This post about trying yoga for the first time by Amy Jarosky (originally posted here) is a part of our fourth-annual Guest Bloggers’ Week. (Check out all of the inspiring, informative, entertaining and life-changing posts here!) Amy is a hedge funder turned holistic health coach, wellness blogger and founder of the health and wellness community Healthy Vices. After a decade in the corporate world, Amy became burnt out and realized she wanted more out of her career and life. She then attended the Institute for Integrative Nutrition where she was trained in more than 100 dietary theories and numerous lifestyle coaching techniques. She currently focuses on helping busy men and women lose weight, decrease stress and improve energy. She truly loves helping individuals feel their best and regain balance in their lives. Amy is also a regular yoga doer, green juice drinker, music listener, bike rider and people lover. To start your journey to health and happiness, visit her website here.
This year has had a lot of firsts for me. It was the first time I wasn’t working at the same hedge fund in over 10 years, it was the first time I lived outside of New York since college, and it was the first time I started an exercise routine and actually stuck with it. My exercise of choice was yoga and although I have managed to remain a loyal yogi, I was definitely nervous for my first time.
My introduction to yoga was a Vinyasa Flow class at Yoga Vida — my teacher being the renowned Hilaria Thomas Baldwin (as in Mrs. Alec Baldwin). Not intimidating at all. The class was only 65 minutes compared to the typical 90-minute class, so I could handle this celeb level of flowing and posing. Or, so I thought, because that class was no joke. I had to take a few “water breaks” in order to keep up with my pretzel-bodied classmates. About 58 minutes in (but who’s counting), I felt a major sigh of relief when Mrs. Baldwin said to prepare for “savasana,” where you follow simple instructions for you to lie on your back, close your eyes, spread your arms and legs, and breathe deeply. Now that I could do.

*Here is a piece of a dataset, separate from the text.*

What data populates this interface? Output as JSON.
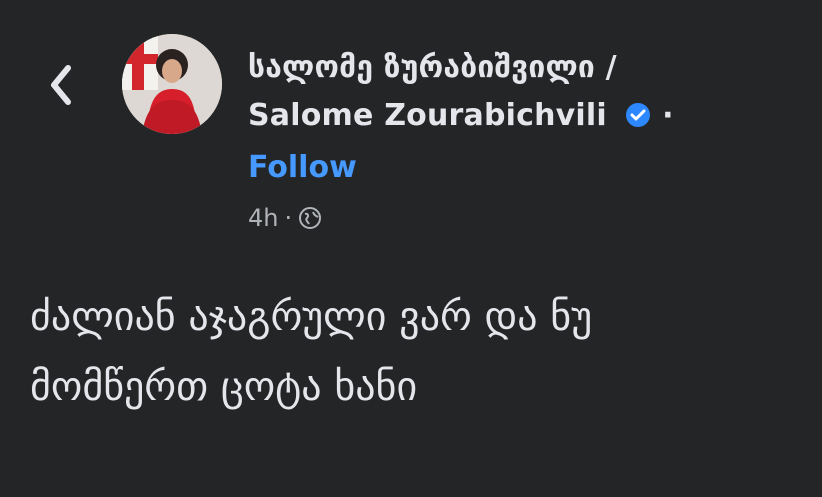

One thing I noticed on the walk home was that I felt different than when I arrived to class. The feeling was hard to describe, as I felt like I had gotten a massage and spent some time in a sauna, run 10 miles and slept 10 hours all in one. In other words, pure bliss. This intoxicated state is why I committed to the practice of yoga and began attending class on a regular basis. I was determined to do better, and that’s exactly what I did.
Trying something new often opens doors and leads to new interests and goals, and my new love affair with yoga led me on a quest to go deeper. In addition to my headstand goal, I eventually became more in tune with the meditation aspect of yoga. To oversimplify, meditation requires you to look inward in order to calm the mind. This concept was very new to me as I had always been super affected by the overcrowded 6 p.m. train or the jerky driving cabbies. Over time, I started incorporating meditation techniques into my everyday life and have managed to improve my city living sensitivities, too. I would not have been exposed to this new tool without stepping foot in a yoga studio.
Deciding to try something new or choosing to make a change in your lifestyle is the easy part; actually doing it is the hard part. And doing something, for the very first time, is even harder. My first time doing yoga was pretty painful but, like most things, you get better with practice. So go get the first time out of the way! —Amy Jarosky